- On Jun 1, 2017
- North America
- Travel Tips
You are only allowed into Antelope Canyon with a Navajo guide, but you can just go to the parking lot and pay one there. They will drive you up the wash to the entrance. You do not need to get a tour in Page, just go when it is convenient for you. Having a bright sunny day is most important although many will tell you that noon is best, but there will probably be more people there at noon.
Just drive east on Rt 98 past the trading post in the direction of the power plant. You'll see a sign on the right side for the parking lot.
Just go into the parking lot (and pay the parking fee of course). Then you pay for the "guide". Thye'll drive you to the entrance and depending upon how knowledgable the guide is he/she will tell you some stories and point out good photographic sights.
You want to be there on a sunny day when the sun is high in the sky so that you get the sun bouncing off the canyon walls to get those amazing colors.
When I was there a fair number of people were also there. Everybody cooperated to get out of the way of others taking photos.
You are also very near a couple of other sights.
If you drive back west on Rt 98 to Rt 89 and turn north (right) and go until you see a sign on the left (west side) that says Scenic Road you'll come to the Best Dam View that gives you a straight on view of the Glen Canyon Dam.
If you go south (left) on Rt 89 about a mile, you'll see a sign on the right (west) for Horseshoe Bend. Parking is free and it's a 3/4 mile hike to Horseshoe Bend. There are no screens, fences or barriers so if you are with kids watch them carefully as it's about 1,000 feet down. Great view of the Colorado River bending like a horshoe.
I’m not going to lie, dealing with the light down there is not easy. The metering is tough and the dynamic range is often times impossible. If you’re not shooting multiple exposures (or even if you are) make sure that you underexpose about a stop and a half.

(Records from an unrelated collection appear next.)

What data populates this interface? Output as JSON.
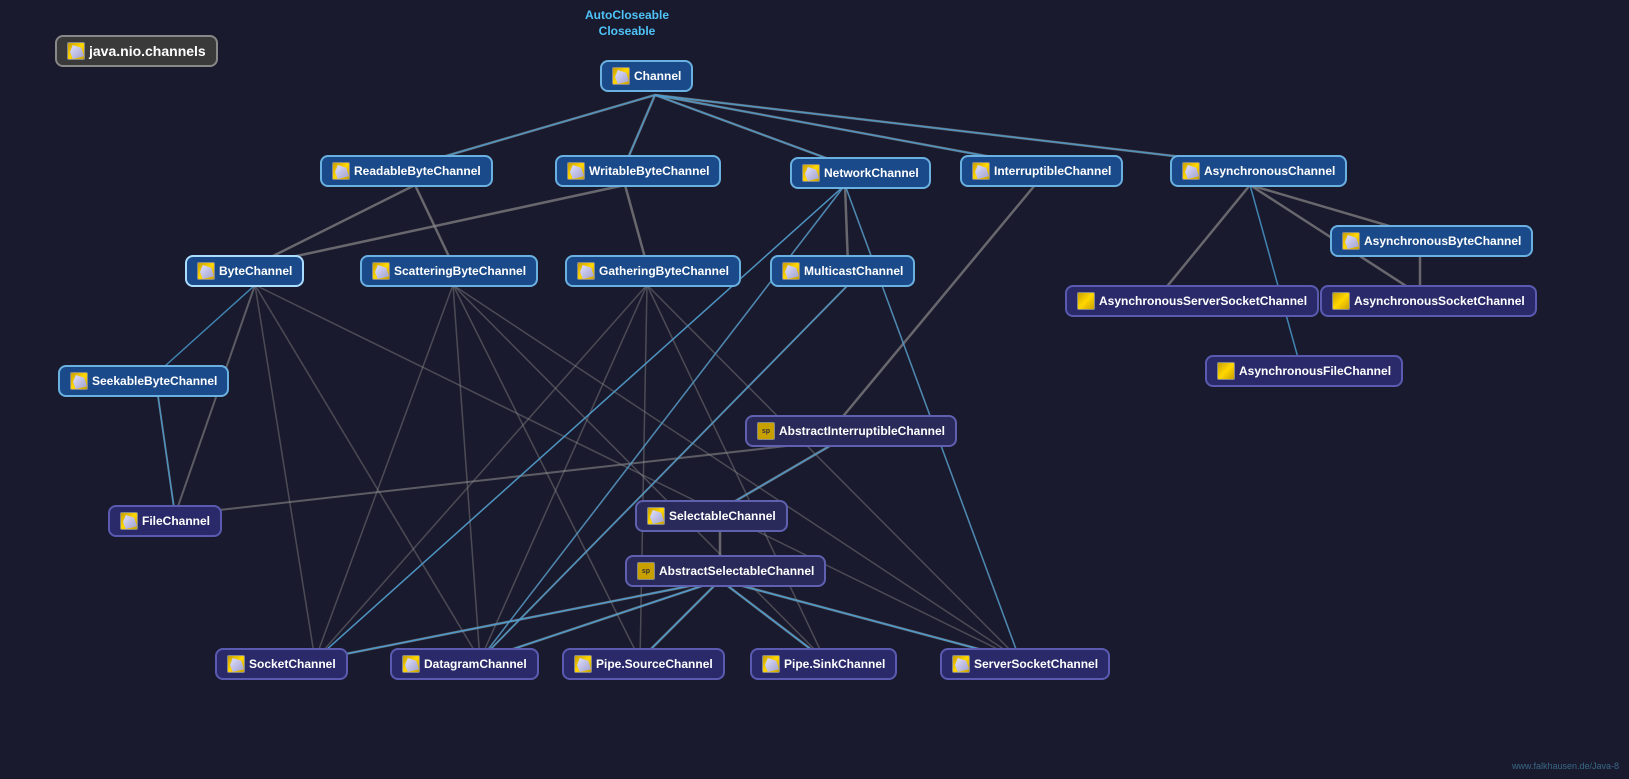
{
  "diagram": {
    "title": "java.nio.channels",
    "watermark": "www.falkhausen.de/Java-8",
    "nodes": {
      "package_label": "java.nio.channels",
      "channel_parents": "AutoCloseable\nCloseable",
      "channel": "Channel",
      "readable_byte_channel": "ReadableByteChannel",
      "writable_byte_channel": "WritableByteChannel",
      "network_channel": "NetworkChannel",
      "interruptible_channel": "InterruptibleChannel",
      "asynchronous_channel": "AsynchronousChannel",
      "byte_channel": "ByteChannel",
      "scattering_byte_channel": "ScatteringByteChannel",
      "gathering_byte_channel": "GatheringByteChannel",
      "multicast_channel": "MulticastChannel",
      "asynchronous_byte_channel": "AsynchronousByteChannel",
      "asynchronous_server_socket_channel": "AsynchronousServerSocketChannel",
      "asynchronous_socket_channel": "AsynchronousSocketChannel",
      "seekable_byte_channel": "SeekableByteChannel",
      "file_channel": "FileChannel",
      "abstract_interruptible_channel": "AbstractInterruptibleChannel",
      "selectable_channel": "SelectableChannel",
      "abstract_selectable_channel": "AbstractSelectableChannel",
      "asynchronous_file_channel": "AsynchronousFileChannel",
      "socket_channel": "SocketChannel",
      "datagram_channel": "DatagramChannel",
      "pipe_source_channel": "Pipe.SourceChannel",
      "pipe_sink_channel": "Pipe.SinkChannel",
      "server_socket_channel": "ServerSocketChannel"
    }
  }
}
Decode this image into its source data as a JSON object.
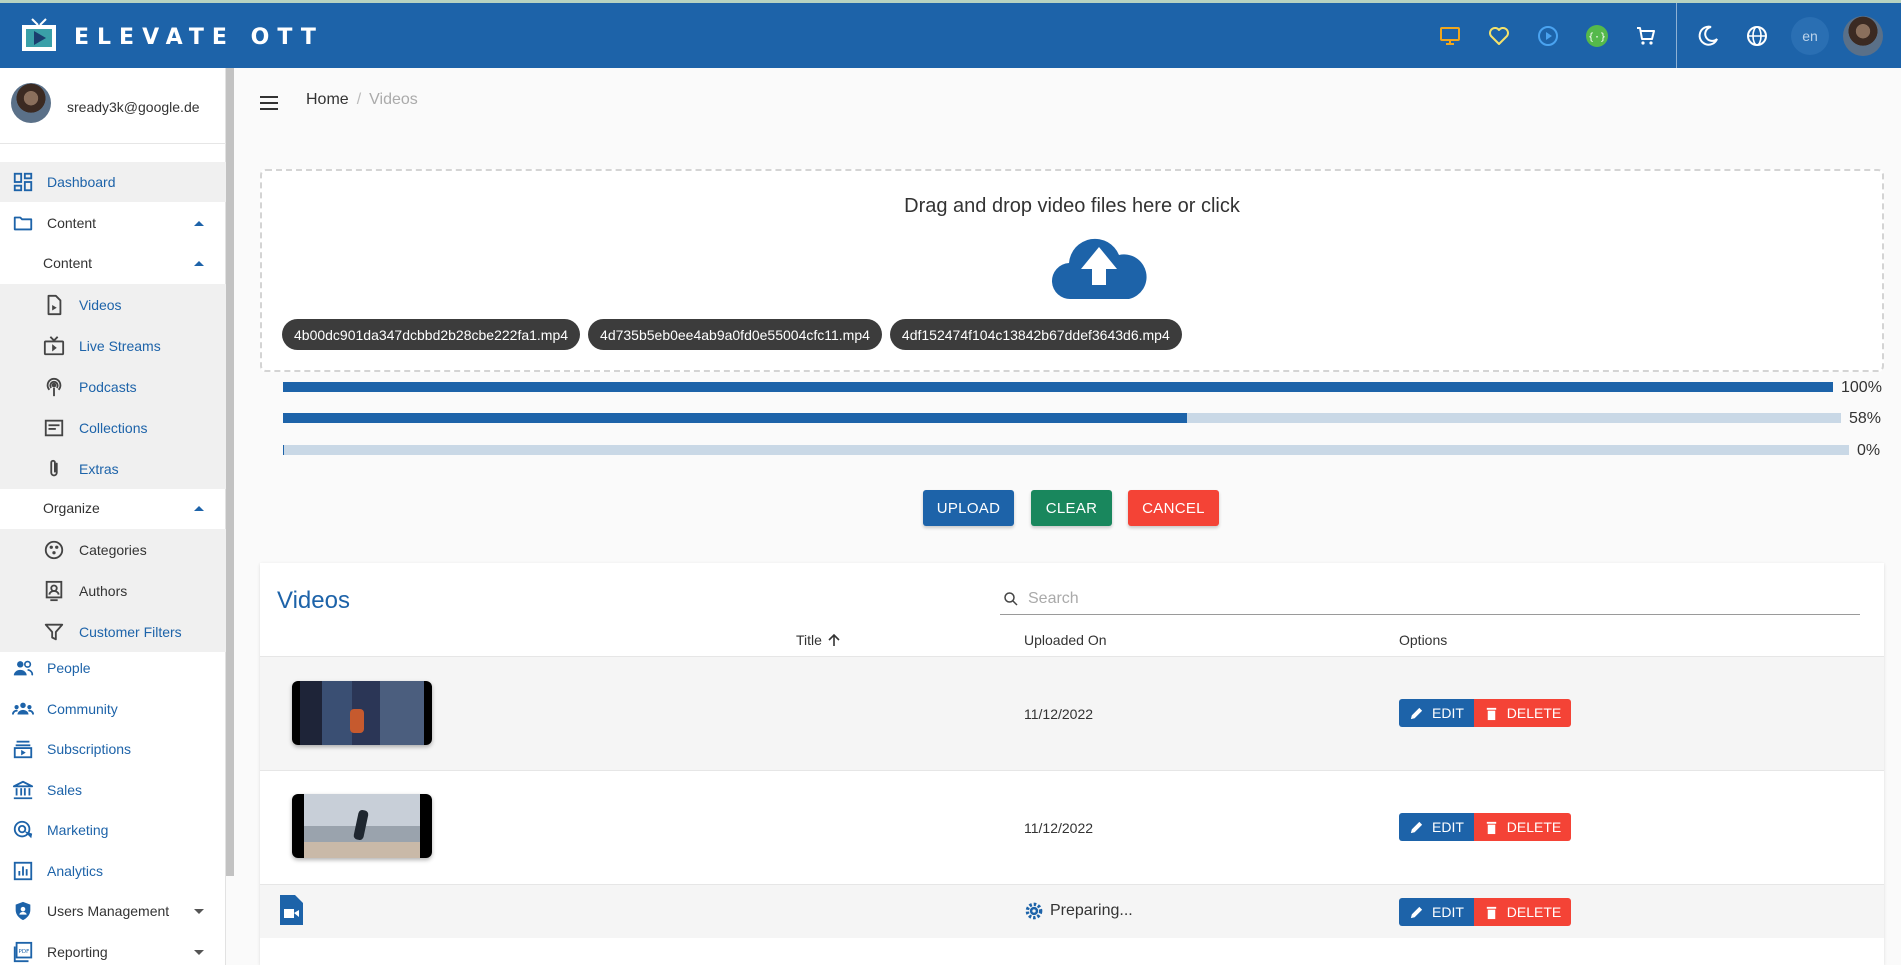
{
  "header": {
    "brand": "ELEVATE OTT",
    "language": "en",
    "colors": {
      "bar": "#1d63a9",
      "monitor_icon": "#f0a61c",
      "heart_icon": "#f5e26b",
      "play_icon": "#4aa3f0",
      "api_icon": "#55b94b"
    }
  },
  "sidebar": {
    "user_email": "sready3k@google.de",
    "items": [
      {
        "label": "Dashboard",
        "icon": "dashboard-icon"
      },
      {
        "label": "Content",
        "icon": "folder-icon"
      },
      {
        "label": "Content"
      },
      {
        "label": "Videos",
        "icon": "video-file-icon"
      },
      {
        "label": "Live Streams",
        "icon": "live-tv-icon"
      },
      {
        "label": "Podcasts",
        "icon": "podcast-icon"
      },
      {
        "label": "Collections",
        "icon": "collections-icon"
      },
      {
        "label": "Extras",
        "icon": "paperclip-icon"
      },
      {
        "label": "Organize"
      },
      {
        "label": "Categories",
        "icon": "categories-icon"
      },
      {
        "label": "Authors",
        "icon": "author-icon"
      },
      {
        "label": "Customer Filters",
        "icon": "filter-icon"
      },
      {
        "label": "People",
        "icon": "people-icon"
      },
      {
        "label": "Community",
        "icon": "community-icon"
      },
      {
        "label": "Subscriptions",
        "icon": "subscriptions-icon"
      },
      {
        "label": "Sales",
        "icon": "bank-icon"
      },
      {
        "label": "Marketing",
        "icon": "marketing-icon"
      },
      {
        "label": "Analytics",
        "icon": "analytics-icon"
      },
      {
        "label": "Users Management",
        "icon": "shield-icon"
      },
      {
        "label": "Reporting",
        "icon": "report-icon"
      }
    ]
  },
  "breadcrumb": {
    "home": "Home",
    "separator": "/",
    "current": "Videos"
  },
  "upload": {
    "dropzone_text": "Drag and drop video files here or click",
    "files": [
      "4b00dc901da347dcbbd2b28cbe222fa1.mp4",
      "4d735b5eb0ee4ab9a0fd0e55004cfc11.mp4",
      "4df152474f104c13842b67ddef3643d6.mp4"
    ],
    "progress": [
      {
        "percent": 100,
        "label": "100%"
      },
      {
        "percent": 58,
        "label": "58%"
      },
      {
        "percent": 0,
        "label": "0%"
      }
    ],
    "buttons": {
      "upload": "UPLOAD",
      "clear": "CLEAR",
      "cancel": "CANCEL"
    }
  },
  "videos": {
    "title": "Videos",
    "search_placeholder": "Search",
    "columns": {
      "title": "Title",
      "uploaded_on": "Uploaded On",
      "options": "Options"
    },
    "rows": [
      {
        "uploaded_on": "11/12/2022",
        "edit": "EDIT",
        "delete": "DELETE"
      },
      {
        "uploaded_on": "11/12/2022",
        "edit": "EDIT",
        "delete": "DELETE"
      },
      {
        "status": "Preparing...",
        "edit": "EDIT",
        "delete": "DELETE"
      }
    ]
  }
}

One article I read before going recommended using a polarizer to deal with reflections on the canyon walls. I asked our guide if others use the filters and he said nobody ever does and recommended I don’t. Of course, I ignored his advice and tried out the polarizer for a little while to see for myself. After a few shots, I decided it wasn’t doing much for me and quickly ditched it. For me, a polarizer just doesn’t seem necessary but there’s nothing wrong with giving it a try depending on the lighting conditions, especially if you are in the brighter Lower Antelope Canyon.